▸ Task instructions:
Please find the lines in the following records that hold "display", and copy them.

▸ Exercise data:
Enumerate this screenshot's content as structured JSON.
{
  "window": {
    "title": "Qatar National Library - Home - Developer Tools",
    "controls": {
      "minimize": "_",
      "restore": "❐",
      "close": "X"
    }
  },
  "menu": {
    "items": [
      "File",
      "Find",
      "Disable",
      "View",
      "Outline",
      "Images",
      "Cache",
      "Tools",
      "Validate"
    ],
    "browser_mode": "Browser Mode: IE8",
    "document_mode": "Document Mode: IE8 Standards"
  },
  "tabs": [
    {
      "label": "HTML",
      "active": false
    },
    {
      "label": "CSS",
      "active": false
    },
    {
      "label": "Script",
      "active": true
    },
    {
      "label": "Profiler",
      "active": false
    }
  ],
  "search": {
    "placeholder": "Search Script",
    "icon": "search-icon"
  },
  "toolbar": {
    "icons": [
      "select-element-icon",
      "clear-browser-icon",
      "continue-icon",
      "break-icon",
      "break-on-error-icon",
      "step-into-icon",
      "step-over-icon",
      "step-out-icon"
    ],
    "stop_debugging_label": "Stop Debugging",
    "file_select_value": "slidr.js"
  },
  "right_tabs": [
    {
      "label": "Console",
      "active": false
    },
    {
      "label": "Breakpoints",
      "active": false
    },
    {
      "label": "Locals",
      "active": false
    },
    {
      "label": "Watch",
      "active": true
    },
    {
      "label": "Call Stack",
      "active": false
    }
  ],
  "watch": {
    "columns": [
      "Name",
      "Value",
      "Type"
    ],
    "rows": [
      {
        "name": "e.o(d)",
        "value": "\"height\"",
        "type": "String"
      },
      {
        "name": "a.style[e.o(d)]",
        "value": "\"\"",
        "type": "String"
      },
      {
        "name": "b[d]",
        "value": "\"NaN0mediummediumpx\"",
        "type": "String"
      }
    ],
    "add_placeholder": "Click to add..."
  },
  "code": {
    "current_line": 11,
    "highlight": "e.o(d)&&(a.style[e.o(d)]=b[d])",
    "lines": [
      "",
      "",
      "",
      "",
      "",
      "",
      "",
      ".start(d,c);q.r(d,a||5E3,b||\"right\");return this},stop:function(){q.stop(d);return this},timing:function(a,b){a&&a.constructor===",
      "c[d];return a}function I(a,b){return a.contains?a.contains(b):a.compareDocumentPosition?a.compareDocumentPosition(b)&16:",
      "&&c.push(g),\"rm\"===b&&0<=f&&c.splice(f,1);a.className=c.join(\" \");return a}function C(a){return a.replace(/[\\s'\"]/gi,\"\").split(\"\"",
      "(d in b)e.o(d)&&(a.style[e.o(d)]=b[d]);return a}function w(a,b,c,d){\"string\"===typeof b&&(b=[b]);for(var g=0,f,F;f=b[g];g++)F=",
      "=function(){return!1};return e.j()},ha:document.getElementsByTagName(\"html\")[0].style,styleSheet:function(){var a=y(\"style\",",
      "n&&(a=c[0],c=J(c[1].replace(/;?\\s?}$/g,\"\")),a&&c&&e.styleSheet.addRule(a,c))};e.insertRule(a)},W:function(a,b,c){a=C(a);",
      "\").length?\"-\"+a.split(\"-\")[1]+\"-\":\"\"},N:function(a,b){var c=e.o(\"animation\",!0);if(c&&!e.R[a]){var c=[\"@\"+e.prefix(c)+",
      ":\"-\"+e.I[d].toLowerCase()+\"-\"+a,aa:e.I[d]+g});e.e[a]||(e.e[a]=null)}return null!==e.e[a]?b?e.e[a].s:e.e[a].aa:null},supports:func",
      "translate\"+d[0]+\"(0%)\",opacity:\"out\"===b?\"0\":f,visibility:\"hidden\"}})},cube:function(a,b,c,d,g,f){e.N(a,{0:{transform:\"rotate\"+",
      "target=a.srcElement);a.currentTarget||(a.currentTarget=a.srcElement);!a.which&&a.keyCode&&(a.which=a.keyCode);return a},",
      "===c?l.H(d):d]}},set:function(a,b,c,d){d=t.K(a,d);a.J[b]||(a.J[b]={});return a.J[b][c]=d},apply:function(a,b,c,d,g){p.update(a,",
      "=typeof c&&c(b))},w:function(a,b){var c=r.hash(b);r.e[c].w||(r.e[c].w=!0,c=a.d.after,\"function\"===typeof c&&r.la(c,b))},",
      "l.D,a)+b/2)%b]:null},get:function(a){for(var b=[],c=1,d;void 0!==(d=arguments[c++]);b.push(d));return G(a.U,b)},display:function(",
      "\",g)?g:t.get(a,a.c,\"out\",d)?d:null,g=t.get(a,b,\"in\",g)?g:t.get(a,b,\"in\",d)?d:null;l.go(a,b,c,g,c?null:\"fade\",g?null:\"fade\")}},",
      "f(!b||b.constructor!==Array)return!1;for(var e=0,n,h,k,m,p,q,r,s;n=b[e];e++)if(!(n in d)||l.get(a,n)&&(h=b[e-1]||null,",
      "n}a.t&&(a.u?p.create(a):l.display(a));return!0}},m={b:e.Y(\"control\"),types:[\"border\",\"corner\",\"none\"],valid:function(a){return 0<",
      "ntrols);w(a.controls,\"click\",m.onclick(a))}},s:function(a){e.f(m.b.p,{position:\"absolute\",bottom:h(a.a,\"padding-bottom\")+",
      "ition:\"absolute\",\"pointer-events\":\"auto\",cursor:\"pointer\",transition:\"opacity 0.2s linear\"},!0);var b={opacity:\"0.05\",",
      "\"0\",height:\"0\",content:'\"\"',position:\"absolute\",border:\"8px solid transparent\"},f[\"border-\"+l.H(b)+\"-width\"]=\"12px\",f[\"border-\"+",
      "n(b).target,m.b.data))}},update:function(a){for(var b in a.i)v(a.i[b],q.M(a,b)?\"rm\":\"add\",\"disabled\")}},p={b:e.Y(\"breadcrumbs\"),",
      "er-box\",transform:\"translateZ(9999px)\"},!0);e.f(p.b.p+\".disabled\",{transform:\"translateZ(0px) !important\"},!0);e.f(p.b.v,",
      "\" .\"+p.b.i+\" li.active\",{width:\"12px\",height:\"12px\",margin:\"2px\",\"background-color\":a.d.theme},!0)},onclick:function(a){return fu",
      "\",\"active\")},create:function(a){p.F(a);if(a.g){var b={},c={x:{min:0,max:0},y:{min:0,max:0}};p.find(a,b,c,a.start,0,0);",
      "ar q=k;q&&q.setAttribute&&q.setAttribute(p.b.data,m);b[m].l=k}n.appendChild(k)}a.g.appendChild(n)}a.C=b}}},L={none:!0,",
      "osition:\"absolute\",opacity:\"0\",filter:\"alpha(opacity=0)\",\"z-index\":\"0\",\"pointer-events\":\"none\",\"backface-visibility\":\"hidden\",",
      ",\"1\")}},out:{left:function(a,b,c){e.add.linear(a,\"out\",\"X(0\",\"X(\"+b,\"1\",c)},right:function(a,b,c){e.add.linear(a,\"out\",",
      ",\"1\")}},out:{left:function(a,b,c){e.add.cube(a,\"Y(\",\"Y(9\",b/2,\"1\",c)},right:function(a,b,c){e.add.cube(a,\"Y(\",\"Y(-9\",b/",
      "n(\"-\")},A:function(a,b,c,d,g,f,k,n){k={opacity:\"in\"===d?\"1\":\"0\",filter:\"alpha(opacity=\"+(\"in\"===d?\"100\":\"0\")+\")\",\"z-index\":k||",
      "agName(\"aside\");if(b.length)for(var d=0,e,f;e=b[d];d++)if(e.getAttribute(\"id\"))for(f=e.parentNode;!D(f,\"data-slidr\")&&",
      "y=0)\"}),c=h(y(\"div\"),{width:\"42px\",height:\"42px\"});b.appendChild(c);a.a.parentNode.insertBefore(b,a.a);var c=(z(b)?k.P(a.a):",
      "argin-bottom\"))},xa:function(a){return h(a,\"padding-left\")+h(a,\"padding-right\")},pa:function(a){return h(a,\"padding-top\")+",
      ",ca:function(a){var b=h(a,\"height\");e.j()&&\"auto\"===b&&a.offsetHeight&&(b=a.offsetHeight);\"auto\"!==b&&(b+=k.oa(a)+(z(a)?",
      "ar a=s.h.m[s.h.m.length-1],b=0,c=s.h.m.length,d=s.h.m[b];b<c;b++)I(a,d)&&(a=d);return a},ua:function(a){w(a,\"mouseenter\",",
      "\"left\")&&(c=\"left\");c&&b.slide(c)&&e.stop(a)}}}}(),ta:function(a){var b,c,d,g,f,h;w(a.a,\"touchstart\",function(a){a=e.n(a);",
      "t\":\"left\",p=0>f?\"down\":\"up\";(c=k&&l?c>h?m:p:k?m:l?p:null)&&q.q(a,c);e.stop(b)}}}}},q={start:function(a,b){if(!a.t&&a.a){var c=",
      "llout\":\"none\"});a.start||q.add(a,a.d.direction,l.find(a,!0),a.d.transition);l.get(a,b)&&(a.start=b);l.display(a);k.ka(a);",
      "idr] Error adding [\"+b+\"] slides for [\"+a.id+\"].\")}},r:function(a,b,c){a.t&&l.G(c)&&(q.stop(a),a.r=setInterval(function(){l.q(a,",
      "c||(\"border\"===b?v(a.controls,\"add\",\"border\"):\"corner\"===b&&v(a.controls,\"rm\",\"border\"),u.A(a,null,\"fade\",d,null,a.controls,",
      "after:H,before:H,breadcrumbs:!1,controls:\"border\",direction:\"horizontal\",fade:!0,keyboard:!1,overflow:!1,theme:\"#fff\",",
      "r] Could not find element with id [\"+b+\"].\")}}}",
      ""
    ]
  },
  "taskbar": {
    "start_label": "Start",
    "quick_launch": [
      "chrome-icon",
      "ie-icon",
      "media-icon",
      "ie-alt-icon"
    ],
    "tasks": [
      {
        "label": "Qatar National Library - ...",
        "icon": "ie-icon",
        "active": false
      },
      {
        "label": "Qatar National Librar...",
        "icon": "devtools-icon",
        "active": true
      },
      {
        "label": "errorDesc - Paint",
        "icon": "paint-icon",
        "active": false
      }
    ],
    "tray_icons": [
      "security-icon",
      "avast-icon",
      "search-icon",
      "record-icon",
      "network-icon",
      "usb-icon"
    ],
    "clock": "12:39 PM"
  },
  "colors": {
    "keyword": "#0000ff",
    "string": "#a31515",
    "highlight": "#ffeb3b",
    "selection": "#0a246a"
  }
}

▸ Result of the task:
      "l.D,a)+b/2)%b]:null},get:function(a){for(var b=[],c=1,d;void 0!==(d=arguments[c++]);b.push(d));return G(a.U,b)},display:function(",
      "n}a.t&&(a.u?p.create(a):l.display(a));return!0}},m={b:e.Y(\"control\"),types:[\"border\",\"corner\",\"none\"],valid:function(a){return 0<",
      "llout\":\"none\"});a.start||q.add(a,a.d.direction,l.find(a,!0),a.d.transition);l.get(a,b)&&(a.start=b);l.display(a);k.ka(a);",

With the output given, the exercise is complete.